ABINGDON, Va. (WJHL) – In his first appearance in federal court, the man arrested in connection with a cross-burning incident last week will see his case move forward after a two-hour hearing on Tuesday.
James Brown, 40, entered the courtroom escorted by US Marshals as Magistrate Judge Pamela Sargent carried forward a probable cause hearing and a detention hearing to determine whether the case should move to a Grand Jury and whether Brown should remain jailed.
He left the courtroom with a $25,000 unsecured bond, but Sargent stressed that his release is dependent on a host of convictions she outlined during the hearing.
“This charge is a serious charge,” she said. “There’s no other way, in this day and time, to say that.”
Brown faces two charges: Lying to federal agents and criminal interference with fair housing based upon the victim’s race.
The case is rooted in a flaming cross that Marion resident Bridgette Thomas, a black woman, told investigators she saw in her yard after a trip to the store. Thomas’ son, Travon Brown, organized a Black Lives Matter protest the day before.
Chad Potter, the Federal Bureau of Invesigation Special Agent investigating the case, testified as part of Brown’s probable cause hearing. Probable cause hearings are proceedings held to determine whether there is a valid basis for a person’s arrest.
Potter testified what he submitted in the affidavit, combing through details relayed to him by several witnesses in the neighborhood.
Potter said he learned about the contentious relationship between Brown and Thomas, recounting witness testimony that Brown had previously pulled a gun on Thomas and threw trash in her yard.
Potter also said that witnesses told him that Brown used racial slurs against Thomas.
He continued that the ongoing fued began over one of Thomas’ friends.
Several witnesses told Potter that Brown admitted to burning the cross in Thomas’ yard, while he said other witnesses saw a “skinny white man” leaving the scene of the cross and entering Brown’s home.

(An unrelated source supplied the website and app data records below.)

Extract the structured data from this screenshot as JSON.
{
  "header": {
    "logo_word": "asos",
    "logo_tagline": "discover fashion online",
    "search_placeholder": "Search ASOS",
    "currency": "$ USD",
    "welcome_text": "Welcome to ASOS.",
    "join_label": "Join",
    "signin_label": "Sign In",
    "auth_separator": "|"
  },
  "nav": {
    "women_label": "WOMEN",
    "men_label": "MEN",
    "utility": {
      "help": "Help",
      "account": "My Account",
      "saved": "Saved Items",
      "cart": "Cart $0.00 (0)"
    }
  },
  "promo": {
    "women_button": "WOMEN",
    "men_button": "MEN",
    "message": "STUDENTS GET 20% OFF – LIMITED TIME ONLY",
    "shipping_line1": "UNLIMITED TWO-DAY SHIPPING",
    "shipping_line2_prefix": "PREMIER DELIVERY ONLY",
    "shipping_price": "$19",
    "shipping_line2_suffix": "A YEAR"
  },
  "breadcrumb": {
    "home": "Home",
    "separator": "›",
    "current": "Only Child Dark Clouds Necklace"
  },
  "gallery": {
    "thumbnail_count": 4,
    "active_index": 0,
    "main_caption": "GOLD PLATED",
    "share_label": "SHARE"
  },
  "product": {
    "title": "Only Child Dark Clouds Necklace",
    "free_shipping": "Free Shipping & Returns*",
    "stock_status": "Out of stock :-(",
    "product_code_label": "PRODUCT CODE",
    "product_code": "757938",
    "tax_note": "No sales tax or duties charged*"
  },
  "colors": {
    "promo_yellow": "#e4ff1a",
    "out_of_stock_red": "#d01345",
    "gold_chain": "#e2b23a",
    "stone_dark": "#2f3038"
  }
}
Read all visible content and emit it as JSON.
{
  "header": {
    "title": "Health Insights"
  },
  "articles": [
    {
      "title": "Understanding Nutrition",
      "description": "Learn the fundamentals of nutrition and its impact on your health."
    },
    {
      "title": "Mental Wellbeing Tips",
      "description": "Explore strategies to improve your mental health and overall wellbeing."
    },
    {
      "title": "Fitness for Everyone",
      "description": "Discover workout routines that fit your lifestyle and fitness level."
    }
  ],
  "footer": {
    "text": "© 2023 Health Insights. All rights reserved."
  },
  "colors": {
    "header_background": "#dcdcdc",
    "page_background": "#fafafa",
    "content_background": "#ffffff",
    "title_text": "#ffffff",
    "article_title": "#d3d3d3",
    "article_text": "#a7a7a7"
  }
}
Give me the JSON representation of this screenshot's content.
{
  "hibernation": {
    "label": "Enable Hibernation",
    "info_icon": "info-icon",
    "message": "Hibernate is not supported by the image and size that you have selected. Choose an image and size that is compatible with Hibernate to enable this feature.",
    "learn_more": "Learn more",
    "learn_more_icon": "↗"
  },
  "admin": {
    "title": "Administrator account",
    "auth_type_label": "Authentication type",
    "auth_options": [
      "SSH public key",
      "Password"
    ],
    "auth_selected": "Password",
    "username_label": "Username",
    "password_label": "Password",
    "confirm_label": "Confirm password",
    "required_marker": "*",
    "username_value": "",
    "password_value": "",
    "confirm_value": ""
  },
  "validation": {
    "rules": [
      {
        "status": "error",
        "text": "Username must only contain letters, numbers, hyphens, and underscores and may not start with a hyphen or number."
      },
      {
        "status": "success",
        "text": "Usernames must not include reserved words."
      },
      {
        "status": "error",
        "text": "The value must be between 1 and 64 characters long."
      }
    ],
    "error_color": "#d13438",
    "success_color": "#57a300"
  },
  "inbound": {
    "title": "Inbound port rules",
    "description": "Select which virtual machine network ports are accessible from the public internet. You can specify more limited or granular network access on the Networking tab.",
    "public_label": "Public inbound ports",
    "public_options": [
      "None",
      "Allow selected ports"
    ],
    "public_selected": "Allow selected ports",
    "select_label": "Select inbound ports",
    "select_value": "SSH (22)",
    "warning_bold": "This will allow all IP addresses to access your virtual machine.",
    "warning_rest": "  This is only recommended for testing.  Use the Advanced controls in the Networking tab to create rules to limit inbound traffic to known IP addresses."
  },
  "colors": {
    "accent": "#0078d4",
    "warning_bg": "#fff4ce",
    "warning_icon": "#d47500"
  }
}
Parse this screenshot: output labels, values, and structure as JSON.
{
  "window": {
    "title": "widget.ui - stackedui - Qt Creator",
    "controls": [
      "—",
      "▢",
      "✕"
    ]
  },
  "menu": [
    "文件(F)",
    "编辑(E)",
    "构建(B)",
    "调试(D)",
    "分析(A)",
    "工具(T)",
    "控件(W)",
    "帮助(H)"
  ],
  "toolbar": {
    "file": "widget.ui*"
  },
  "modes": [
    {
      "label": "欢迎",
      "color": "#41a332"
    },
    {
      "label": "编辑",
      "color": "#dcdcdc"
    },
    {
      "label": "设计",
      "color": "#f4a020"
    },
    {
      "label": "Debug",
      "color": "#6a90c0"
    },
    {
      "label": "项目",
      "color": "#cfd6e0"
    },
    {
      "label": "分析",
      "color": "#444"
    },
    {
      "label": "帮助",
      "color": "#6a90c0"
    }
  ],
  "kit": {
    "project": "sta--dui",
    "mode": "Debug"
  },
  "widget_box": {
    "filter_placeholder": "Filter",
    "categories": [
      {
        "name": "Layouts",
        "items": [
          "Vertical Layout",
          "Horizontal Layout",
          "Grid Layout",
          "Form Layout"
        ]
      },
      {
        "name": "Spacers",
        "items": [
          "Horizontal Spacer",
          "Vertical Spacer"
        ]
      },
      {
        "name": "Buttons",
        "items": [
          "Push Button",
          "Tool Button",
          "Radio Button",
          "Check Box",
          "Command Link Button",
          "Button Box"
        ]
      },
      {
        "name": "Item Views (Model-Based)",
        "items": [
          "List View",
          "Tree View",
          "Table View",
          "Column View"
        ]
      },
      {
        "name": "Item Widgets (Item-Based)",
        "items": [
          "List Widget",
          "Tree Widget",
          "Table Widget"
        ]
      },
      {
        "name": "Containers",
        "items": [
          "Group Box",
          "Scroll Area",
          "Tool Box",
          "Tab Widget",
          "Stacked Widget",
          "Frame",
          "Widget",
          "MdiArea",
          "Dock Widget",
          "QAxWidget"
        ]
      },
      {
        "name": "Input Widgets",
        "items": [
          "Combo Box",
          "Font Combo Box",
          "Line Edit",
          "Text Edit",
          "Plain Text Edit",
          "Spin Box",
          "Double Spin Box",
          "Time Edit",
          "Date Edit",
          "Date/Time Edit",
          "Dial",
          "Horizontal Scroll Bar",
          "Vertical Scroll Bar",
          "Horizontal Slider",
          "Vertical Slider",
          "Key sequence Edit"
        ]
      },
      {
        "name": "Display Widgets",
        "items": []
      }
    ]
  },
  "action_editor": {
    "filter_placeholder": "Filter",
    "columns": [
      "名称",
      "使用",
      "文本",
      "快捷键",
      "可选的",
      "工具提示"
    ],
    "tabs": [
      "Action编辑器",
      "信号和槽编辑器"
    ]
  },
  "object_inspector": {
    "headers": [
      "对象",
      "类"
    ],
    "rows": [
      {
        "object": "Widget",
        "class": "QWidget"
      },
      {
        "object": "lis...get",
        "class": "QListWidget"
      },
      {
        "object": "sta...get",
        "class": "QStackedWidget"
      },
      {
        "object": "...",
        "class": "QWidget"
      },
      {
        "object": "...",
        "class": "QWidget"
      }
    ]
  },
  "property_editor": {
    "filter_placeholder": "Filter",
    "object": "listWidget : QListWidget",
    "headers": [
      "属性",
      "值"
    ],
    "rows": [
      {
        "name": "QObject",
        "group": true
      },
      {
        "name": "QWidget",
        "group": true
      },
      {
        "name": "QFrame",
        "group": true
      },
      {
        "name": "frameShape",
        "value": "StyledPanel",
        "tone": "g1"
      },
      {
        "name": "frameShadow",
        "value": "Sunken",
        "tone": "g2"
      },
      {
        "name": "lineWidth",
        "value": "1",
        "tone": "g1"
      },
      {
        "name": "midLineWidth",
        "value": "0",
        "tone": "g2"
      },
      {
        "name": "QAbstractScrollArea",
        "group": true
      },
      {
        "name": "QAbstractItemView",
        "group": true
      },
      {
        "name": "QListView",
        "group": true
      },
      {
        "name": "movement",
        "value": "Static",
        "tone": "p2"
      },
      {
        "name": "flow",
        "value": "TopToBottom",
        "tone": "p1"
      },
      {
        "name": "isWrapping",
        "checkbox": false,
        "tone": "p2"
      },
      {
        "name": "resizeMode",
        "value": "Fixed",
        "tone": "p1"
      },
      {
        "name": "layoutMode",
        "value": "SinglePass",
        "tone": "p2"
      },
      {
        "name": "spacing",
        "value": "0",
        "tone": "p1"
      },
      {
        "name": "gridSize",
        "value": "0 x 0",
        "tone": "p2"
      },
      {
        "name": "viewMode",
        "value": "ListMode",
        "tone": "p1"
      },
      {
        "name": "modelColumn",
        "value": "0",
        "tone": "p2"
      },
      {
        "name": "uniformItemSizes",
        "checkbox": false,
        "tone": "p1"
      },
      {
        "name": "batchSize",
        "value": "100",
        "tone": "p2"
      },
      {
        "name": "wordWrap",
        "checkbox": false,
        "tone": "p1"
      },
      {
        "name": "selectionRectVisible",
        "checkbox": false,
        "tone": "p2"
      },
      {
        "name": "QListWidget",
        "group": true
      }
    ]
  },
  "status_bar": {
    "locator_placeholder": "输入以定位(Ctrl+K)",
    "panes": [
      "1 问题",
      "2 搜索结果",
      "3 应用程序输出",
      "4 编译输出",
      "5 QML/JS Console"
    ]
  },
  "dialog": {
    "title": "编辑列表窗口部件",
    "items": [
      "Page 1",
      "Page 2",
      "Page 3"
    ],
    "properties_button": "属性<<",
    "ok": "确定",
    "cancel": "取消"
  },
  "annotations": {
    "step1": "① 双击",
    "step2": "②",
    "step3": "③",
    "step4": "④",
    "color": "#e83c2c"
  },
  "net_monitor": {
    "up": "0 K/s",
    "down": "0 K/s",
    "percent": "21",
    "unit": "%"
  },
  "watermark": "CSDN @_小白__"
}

Brown continued shaking his head back and forth and putting his head in his hands as Potter continued to recount his investigation.
Potter said that the FBI didn’t take any fingerprints from the cross and didn’t take any photos of the scene. He testified that the Marion Police Department has possession of the cross.
After executing a search warrant, Potter said agents took several items from Brown’s home including shirts that he said were similar to the fabric found on the cross, tiki fuel, a staple gun, and screws similar to the screw that nailed the cross together.
Brown’s counsel noted that the items FBI took from Brown’s house are “common household items.”
Potter cited a video captured by a surveillance camera at a neighbor’s house showing the cross igniting, but said a technical issue prevented authorities from seizing a copy of the footage.
The case for release
The second half of Brown’s proceedings began with testimony from his longtime girlfriend, Biani Ayala.
Ayala said the pair have two children and moved to Marion from Long Island, New York about two years ago. Brown has been unemployed for about a year due to a respiratory illness he contracted from working for a local contractor.
Ayala testified that she was asleep when the incident occured, but that Brown was in the room with her when she fell asleep at about 10:30 the night before. She testified that she hasn’t talked to Brown about the incident since it happened because he has been in custody.
Prosecutors argued that the severity of the charges called for Brown’s continued detention. Attorneys also argued that Brown’s roots in New York made him a flight risk if he was released.
Sargent disagreed that Brown was a flight risk, and ruled to offer him a $25,000 unsecured bond on the premise that he wouldn’t be a danger to the community. She also said that Brown’s lack of criminal history factored into the decision.
She gave a list of conditions of Brown’s release, stressing that breaking any of them would land him back in jail.
Among other things, Brown may not travel outside the Western District of Virginia without permission. He is also forbidden from contacting Thomas, any of the residents in her home or any of the witnesses referenced in Potter’s testimony. No one but Brown, Ayala and their children are allowed in their home, and Brown is banned from Thomas’ property.
Sargent said Brown’s case will be considered by a Grand Jury for indictment in the next 30 days.